[Source data]
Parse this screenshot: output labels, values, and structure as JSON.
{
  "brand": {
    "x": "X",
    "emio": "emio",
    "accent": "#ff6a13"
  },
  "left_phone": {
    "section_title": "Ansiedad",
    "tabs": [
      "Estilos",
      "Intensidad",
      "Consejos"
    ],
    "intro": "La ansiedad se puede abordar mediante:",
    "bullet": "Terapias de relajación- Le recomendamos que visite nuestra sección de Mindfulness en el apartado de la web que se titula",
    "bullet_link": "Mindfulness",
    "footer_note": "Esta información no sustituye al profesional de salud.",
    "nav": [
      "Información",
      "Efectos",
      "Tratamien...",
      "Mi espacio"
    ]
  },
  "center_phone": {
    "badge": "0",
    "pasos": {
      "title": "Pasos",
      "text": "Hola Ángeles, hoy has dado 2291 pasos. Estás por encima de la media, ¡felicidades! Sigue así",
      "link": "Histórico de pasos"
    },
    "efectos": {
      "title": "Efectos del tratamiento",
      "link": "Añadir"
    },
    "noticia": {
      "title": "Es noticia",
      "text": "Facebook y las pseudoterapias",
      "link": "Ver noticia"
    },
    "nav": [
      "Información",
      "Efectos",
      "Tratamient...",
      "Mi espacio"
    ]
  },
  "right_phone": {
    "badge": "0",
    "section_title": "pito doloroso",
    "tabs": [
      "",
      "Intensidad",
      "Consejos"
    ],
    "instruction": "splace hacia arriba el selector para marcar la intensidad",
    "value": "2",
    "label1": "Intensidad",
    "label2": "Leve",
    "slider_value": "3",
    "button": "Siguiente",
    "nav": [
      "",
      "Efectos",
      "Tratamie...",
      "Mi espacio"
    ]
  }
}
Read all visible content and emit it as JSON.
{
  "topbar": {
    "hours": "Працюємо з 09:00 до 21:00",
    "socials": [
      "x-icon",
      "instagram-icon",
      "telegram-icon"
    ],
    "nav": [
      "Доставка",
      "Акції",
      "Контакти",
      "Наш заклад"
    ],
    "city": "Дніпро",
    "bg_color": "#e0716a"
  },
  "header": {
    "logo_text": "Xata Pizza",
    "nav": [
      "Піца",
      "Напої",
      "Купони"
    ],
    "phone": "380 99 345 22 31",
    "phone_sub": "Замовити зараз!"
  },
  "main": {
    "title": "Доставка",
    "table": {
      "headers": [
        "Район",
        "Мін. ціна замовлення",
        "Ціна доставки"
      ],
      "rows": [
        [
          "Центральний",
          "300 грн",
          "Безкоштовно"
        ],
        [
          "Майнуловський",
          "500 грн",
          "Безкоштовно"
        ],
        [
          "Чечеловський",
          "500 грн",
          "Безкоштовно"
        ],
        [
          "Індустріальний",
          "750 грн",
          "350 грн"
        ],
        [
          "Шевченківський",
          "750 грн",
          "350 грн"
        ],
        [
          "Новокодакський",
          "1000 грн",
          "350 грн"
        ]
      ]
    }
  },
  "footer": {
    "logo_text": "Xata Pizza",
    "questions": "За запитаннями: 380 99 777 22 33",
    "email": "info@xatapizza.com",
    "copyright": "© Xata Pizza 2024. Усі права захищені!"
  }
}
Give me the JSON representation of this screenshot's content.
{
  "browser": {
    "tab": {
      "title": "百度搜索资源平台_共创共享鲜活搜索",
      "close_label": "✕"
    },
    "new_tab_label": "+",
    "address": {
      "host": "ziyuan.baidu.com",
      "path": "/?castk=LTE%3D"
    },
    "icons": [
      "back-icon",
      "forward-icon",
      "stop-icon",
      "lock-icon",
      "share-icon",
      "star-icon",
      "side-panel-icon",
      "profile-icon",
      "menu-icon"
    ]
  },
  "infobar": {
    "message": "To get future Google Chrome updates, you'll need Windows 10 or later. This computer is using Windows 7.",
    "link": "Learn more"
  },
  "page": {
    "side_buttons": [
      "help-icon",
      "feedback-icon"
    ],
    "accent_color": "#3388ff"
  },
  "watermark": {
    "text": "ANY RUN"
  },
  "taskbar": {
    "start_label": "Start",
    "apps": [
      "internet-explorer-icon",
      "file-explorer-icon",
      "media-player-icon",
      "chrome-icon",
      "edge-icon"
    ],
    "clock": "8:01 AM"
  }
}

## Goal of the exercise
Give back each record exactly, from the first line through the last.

## Answer to the problem
Parse this screenshot: output labels, values, and structure as JSON.
{
  "brand": {
    "x": "X",
    "emio": "emio",
    "accent": "#ff6a13"
  },
  "left_phone": {
    "section_title": "Ansiedad",
    "tabs": [
      "Estilos",
      "Intensidad",
      "Consejos"
    ],
    "intro": "La ansiedad se puede abordar mediante:",
    "bullet": "Terapias de relajación- Le recomendamos que visite nuestra sección de Mindfulness en el apartado de la web que se titula",
    "bullet_link": "Mindfulness",
    "footer_note": "Esta información no sustituye al profesional de salud.",
    "nav": [
      "Información",
      "Efectos",
      "Tratamien...",
      "Mi espacio"
    ]
  },
  "center_phone": {
    "badge": "0",
    "pasos": {
      "title": "Pasos",
      "text": "Hola Ángeles, hoy has dado 2291 pasos. Estás por encima de la media, ¡felicidades! Sigue así",
      "link": "Histórico de pasos"
    },
    "efectos": {
      "title": "Efectos del tratamiento",
      "link": "Añadir"
    },
    "noticia": {
      "title": "Es noticia",
      "text": "Facebook y las pseudoterapias",
      "link": "Ver noticia"
    },
    "nav": [
      "Información",
      "Efectos",
      "Tratamient...",
      "Mi espacio"
    ]
  },
  "right_phone": {
    "badge": "0",
    "section_title": "pito doloroso",
    "tabs": [
      "",
      "Intensidad",
      "Consejos"
    ],
    "instruction": "splace hacia arriba el selector para marcar la intensidad",
    "value": "2",
    "label1": "Intensidad",
    "label2": "Leve",
    "slider_value": "3",
    "button": "Siguiente",
    "nav": [
      "",
      "Efectos",
      "Tratamie...",
      "Mi espacio"
    ]
  }
}
Read all visible content and emit it as JSON.
{
  "topbar": {
    "hours": "Працюємо з 09:00 до 21:00",
    "socials": [
      "x-icon",
      "instagram-icon",
      "telegram-icon"
    ],
    "nav": [
      "Доставка",
      "Акції",
      "Контакти",
      "Наш заклад"
    ],
    "city": "Дніпро",
    "bg_color": "#e0716a"
  },
  "header": {
    "logo_text": "Xata Pizza",
    "nav": [
      "Піца",
      "Напої",
      "Купони"
    ],
    "phone": "380 99 345 22 31",
    "phone_sub": "Замовити зараз!"
  },
  "main": {
    "title": "Доставка",
    "table": {
      "headers": [
        "Район",
        "Мін. ціна замовлення",
        "Ціна доставки"
      ],
      "rows": [
        [
          "Центральний",
          "300 грн",
          "Безкоштовно"
        ],
        [
          "Майнуловський",
          "500 грн",
          "Безкоштовно"
        ],
        [
          "Чечеловський",
          "500 грн",
          "Безкоштовно"
        ],
        [
          "Індустріальний",
          "750 грн",
          "350 грн"
        ],
        [
          "Шевченківський",
          "750 грн",
          "350 грн"
        ],
        [
          "Новокодакський",
          "1000 грн",
          "350 грн"
        ]
      ]
    }
  },
  "footer": {
    "logo_text": "Xata Pizza",
    "questions": "За запитаннями: 380 99 777 22 33",
    "email": "info@xatapizza.com",
    "copyright": "© Xata Pizza 2024. Усі права захищені!"
  }
}
Give me the JSON representation of this screenshot's content.
{
  "browser": {
    "tab": {
      "title": "百度搜索资源平台_共创共享鲜活搜索",
      "close_label": "✕"
    },
    "new_tab_label": "+",
    "address": {
      "host": "ziyuan.baidu.com",
      "path": "/?castk=LTE%3D"
    },
    "icons": [
      "back-icon",
      "forward-icon",
      "stop-icon",
      "lock-icon",
      "share-icon",
      "star-icon",
      "side-panel-icon",
      "profile-icon",
      "menu-icon"
    ]
  },
  "infobar": {
    "message": "To get future Google Chrome updates, you'll need Windows 10 or later. This computer is using Windows 7.",
    "link": "Learn more"
  },
  "page": {
    "side_buttons": [
      "help-icon",
      "feedback-icon"
    ],
    "accent_color": "#3388ff"
  },
  "watermark": {
    "text": "ANY RUN"
  },
  "taskbar": {
    "start_label": "Start",
    "apps": [
      "internet-explorer-icon",
      "file-explorer-icon",
      "media-player-icon",
      "chrome-icon",
      "edge-icon"
    ],
    "clock": "8:01 AM"
  }
}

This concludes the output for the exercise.